    “Committed to People, Committed to the Future.” This is the management philosophy of the Toshiba Group. In the course of our involvement with the Smart Community project, we have recently come to feel that this is correct stance to take in aiming for a Smart Community. The effort to create energy, store energy, and save energy is a framework that is kind to the global environment, and the latest solutions to transport, health care, and water, etc., link to creation of convenient, secure, and safe towns that are for each and every person, and that realize a sustainable society for the future. We at Toshiba are actively engaged in the Smart Community project, which is aligned with our management philosophy. Already we are involved in many projects both in Japan and abroad, and have the performance to verify and confirm Smart options in response to various local needs to various countries and regions. We are utilizing this wisdom and know-how to contribute to people and to the future of the planet.

  • Keisuke Yanagiya

    NEC Corp. Department Manager, Smart City Promotion Office, Business Incubation Division

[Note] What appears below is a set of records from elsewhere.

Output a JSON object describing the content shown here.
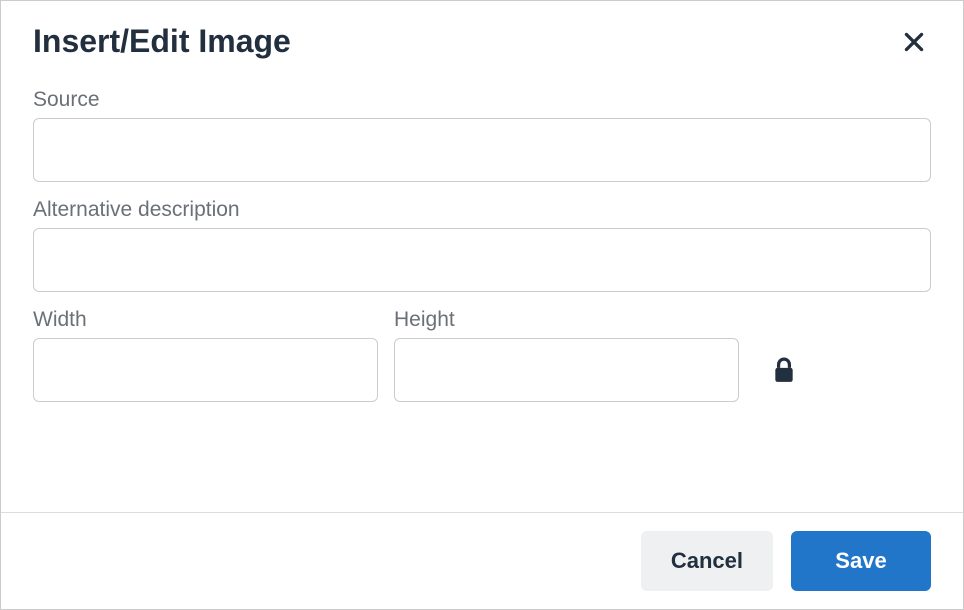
{
  "dialog": {
    "title": "Insert/Edit Image"
  },
  "fields": {
    "source": {
      "label": "Source",
      "value": ""
    },
    "alt": {
      "label": "Alternative description",
      "value": ""
    },
    "width": {
      "label": "Width",
      "value": ""
    },
    "height": {
      "label": "Height",
      "value": ""
    }
  },
  "footer": {
    "cancel_label": "Cancel",
    "save_label": "Save"
  }
}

    The city and the living environment of the people there continually changes. First is the stage when the city is being built, and next is the stage when the city facilities are complete and the aim is to fulfill the lives the people, and this is followed by the stage where people have been living in the city for a long time, and various new issues have arisen that need to be overcome, in urban redevelopment. NEC utilizes ICT technology for city evolution, to contribute to realization of a Smart City = “Evolving City” where the quality of city life is ensured to go beyond the current generation, with a permanence that coexists with the environment, and is secure and safe. For this purpose, we provide the ICT framework for sensing the city’s overall conditions and changes, and taking the initiative to forecast the future. “Smart City Week 2012” is an excellent opportunity enabling a more concrete understanding, dialogue, and interchange regarding Smart City issues and efforts from the standpoints of various groups, local government entities, and companies. We are looking forward to discussing with everyone the role of ICT in the Smart City, and its future expectations.

  • FT
  • Bloomberg Businessweek
  • 人民網
  • 能源網
  • 環球雑誌社(新華社)
  • 瞭望周刊社(新華社)
  • サイゴンタイムズ